Poachers, after making their rhino kills, are leaving written messages for government troops, letting them know the battle is on. “They've become very aggressive,” said Ken Maggs, in charge of the environmental crime investigation unit for the South African government, the Associated Press
reports. “They leave notes for us written in the sand, warnings. That indicates it is an escalating issue ... They are coming in prepared to fight.”
In April, the South African government deployed more than 140 troops to help fight the ongoing killing of rhinos whose horns are hacked off after being shot. The horns are then smuggled to China and Vietnam, markets which pay huge prices for the horns. The horns are ground up and sold by traditional medicinal practitioners as alleged cures for ills ranging from arthritis to cancer to fevers.
With a current price of $44,000 per pound, the horns have also begun disappearing from European museums featuring rhino exhibits.
Kruger National Park is one of the wildlife parks heaviest hit by the poachers, around two-thirds of them arriving in the area on foot, crossing the border from Mozambique. During the first half of 2011, South Africa saw 193 rhinos being killed, with 126 of the deaths occurring in Kruger.
Last year, rhino deaths in South Africa set a record, with 333 being killed. “Poaching is being undertaken almost without exception by sophisticated criminals, sometimes hunting from helicopters and using automatic weapons,” said Joseph Okori, African rhino program coordinator for the World Wildlife Fund
(WWF), according to AFP
“South Africa is fighting a war against organized crime that risks reversing the outstanding conservation gains it made over the past century,” Okori added.
Although an increased troop presence was designed to help deter the rhino killings, poachers have responded by traveling in larger groups, with gangs of up to seven working under cover of darkness.
“They come across around sunset, aim to shoot the rhino before dark and then spend the night in the bush before heading home with the horn,” said Lt. Col. Bongie Vilakazi, AP reports. The South African soldiers do not operate at night, for fear of night-time predators, including lions.
The troops, concentrated in 16 temporary bases along the Sabi River valley, are situated in an area where the vast majority of rhino killings have taken place. The soldiers, armed with high-caliber rifles for self-defense, have helped relieve the pressure on park rangers faced with an overwhelming task of covering a vast area.
“Before, we were four rangers trying to cover 87 square kilometers (35 square miles), which is nearly impossible,” Cpl. Reckson Mashaba stated, according to AP.
notes 130 rhino were killed in the first four months of the year, with 72 suspects arrested. Thirteen suspects were killed and four wounded.
A case against one of the ringleaders is set to resume in September 2011. The horn syndicate case also involves at least 10 other suspects, including two veterinarians. Among the many charges are assault, corruption, fraud and contravention of the National Environmental Biodiversity Act.

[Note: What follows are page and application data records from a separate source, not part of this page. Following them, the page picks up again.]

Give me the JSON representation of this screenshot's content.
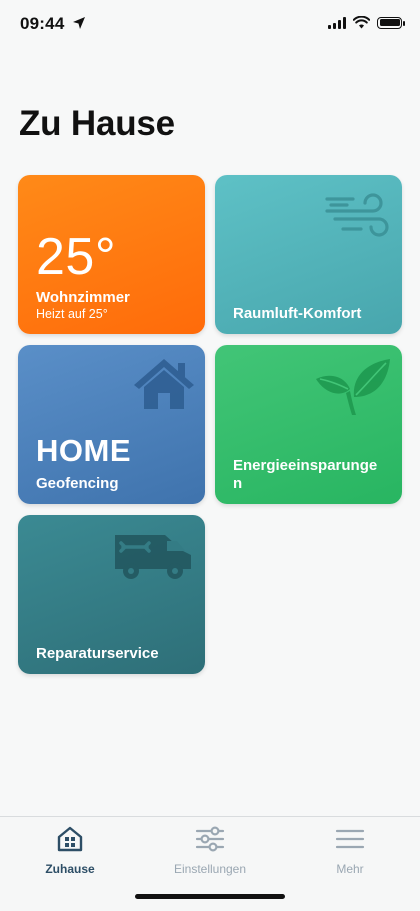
{
  "status_bar": {
    "time": "09:44",
    "icons": [
      "location-arrow-icon",
      "signal-icon",
      "wifi-icon",
      "battery-icon"
    ]
  },
  "page": {
    "title": "Zu Hause"
  },
  "tiles": [
    {
      "name": "heating",
      "value": "25°",
      "label": "Wohnzimmer",
      "sublabel": "Heizt auf 25°",
      "color": "#ff7a10"
    },
    {
      "name": "air-comfort",
      "label": "Raumluft-Komfort",
      "icon": "wind-icon",
      "color": "#55b5bb"
    },
    {
      "name": "geofencing",
      "value": "HOME",
      "label": "Geofencing",
      "icon": "house-icon",
      "color": "#4a80bb"
    },
    {
      "name": "energy-savings",
      "label": "Energieeinsparungen",
      "icon": "leaves-icon",
      "color": "#34bd6c"
    },
    {
      "name": "repair-service",
      "label": "Reparaturservice",
      "icon": "van-wrench-icon",
      "color": "#347c85"
    }
  ],
  "tab_bar": {
    "active": "Zuhause",
    "active_color": "#2d4e66",
    "inactive_color": "#9aa7b2",
    "items": [
      {
        "label": "Zuhause",
        "icon": "home-grid-icon"
      },
      {
        "label": "Einstellungen",
        "icon": "sliders-icon"
      },
      {
        "label": "Mehr",
        "icon": "menu-icon"
      }
    ]
  }
}
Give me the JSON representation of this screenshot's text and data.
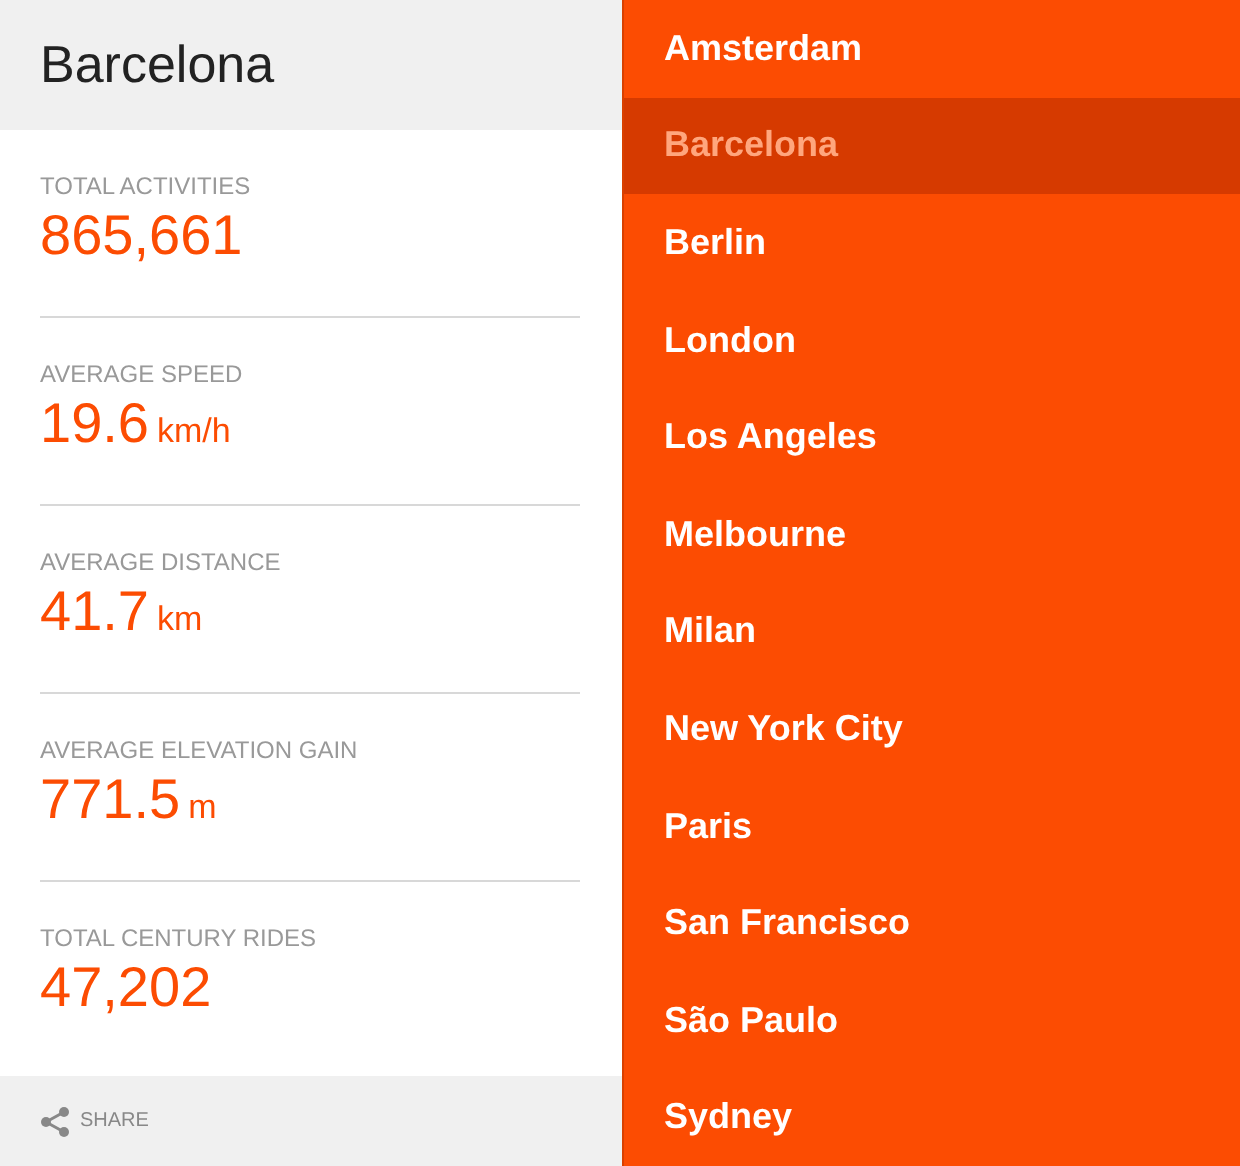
{
  "city_panel": {
    "title": "Barcelona",
    "stats": [
      {
        "label": "TOTAL ACTIVITIES",
        "value": "865,661"
      },
      {
        "label": "AVERAGE SPEED",
        "value": "19.6",
        "unit": "km/h"
      },
      {
        "label": "AVERAGE DISTANCE",
        "value": "41.7",
        "unit": "km"
      },
      {
        "label": "AVERAGE ELEVATION GAIN",
        "value": "771.5",
        "unit": "m"
      },
      {
        "label": "TOTAL CENTURY RIDES",
        "value": "47,202"
      }
    ],
    "share": "SHARE"
  },
  "city_list": [
    {
      "label": "Amsterdam",
      "selected": false
    },
    {
      "label": "Barcelona",
      "selected": true
    },
    {
      "label": "Berlin",
      "selected": false
    },
    {
      "label": "London",
      "selected": false
    },
    {
      "label": "Los Angeles",
      "selected": false
    },
    {
      "label": "Melbourne",
      "selected": false
    },
    {
      "label": "Milan",
      "selected": false
    },
    {
      "label": "New York City",
      "selected": false
    },
    {
      "label": "Paris",
      "selected": false
    },
    {
      "label": "San Francisco",
      "selected": false
    },
    {
      "label": "São Paulo",
      "selected": false
    },
    {
      "label": "Sydney",
      "selected": false
    }
  ]
}
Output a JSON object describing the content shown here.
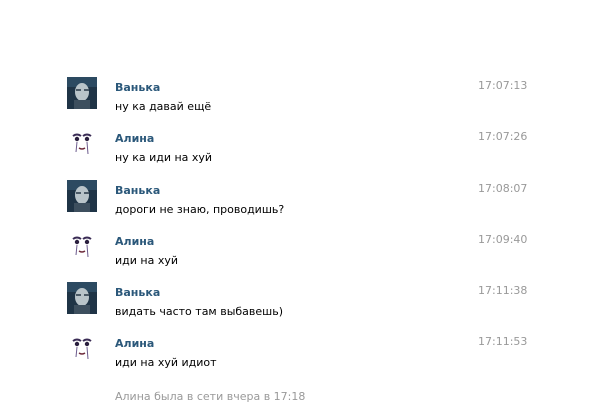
{
  "chat": {
    "messages": [
      {
        "author": "Ванька",
        "text": "ну ка давай ещё",
        "time": "17:07:13",
        "avatar_icon": "vanka-avatar"
      },
      {
        "author": "Алина",
        "text": "ну ка иди на хуй",
        "time": "17:07:26",
        "avatar_icon": "alina-avatar"
      },
      {
        "author": "Ванька",
        "text": "дороги не знаю, проводишь?",
        "time": "17:08:07",
        "avatar_icon": "vanka-avatar"
      },
      {
        "author": "Алина",
        "text": "иди на хуй",
        "time": "17:09:40",
        "avatar_icon": "alina-avatar"
      },
      {
        "author": "Ванька",
        "text": "видать часто там выбавешь)",
        "time": "17:11:38",
        "avatar_icon": "vanka-avatar"
      },
      {
        "author": "Алина",
        "text": "иди на хуй идиот",
        "time": "17:11:53",
        "avatar_icon": "alina-avatar"
      }
    ],
    "status": "Алина была в сети вчера в 17:18"
  },
  "colors": {
    "author": "#2b587a",
    "time": "#999999",
    "text": "#000000"
  }
}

Another dilemma for the rhinos are the very groups professing conservation efforts for the animals. High prices for the rhino horns have led farmers and ranchers to teaming up with the poachers. “If farmers were making a profit out of rhinos they would have the will to guard them against poachers,” said John Hume, a rancher with the largest private herd of rhino in the world, AP reports. “Instead, they are siding with the poachers because a rhino is worth more dead than alive.”
Rhino ranchers, or farmers, will make their deal with a poacher or illegal middleman, and “shhot the rhino, bury the body, take the horn. It pays him to kill it,” Hume added.
The South African government is receiving its share of criticism, as well. Previously criticized for exporting young rhinos to China, the government halted those exports last year over suspicions the Chinese were farming the rhinos for their horns. a suspicion denied by China.
Africa also has a stockpile of more than 55,000 pounds of rhino horn, either under government or private ownership. Ninety percent of that amount is held in Namibia, South Africa and Zimbabwe. The question being asked by many countries is why the government will not sell part of the stockpile to help finance conservation efforts.
According to the WWF
, there are approximately 3,725 black rhinos in East, Central, West and South Africa. The animals range from tropical and subtropical grasslands to savannas and deserts.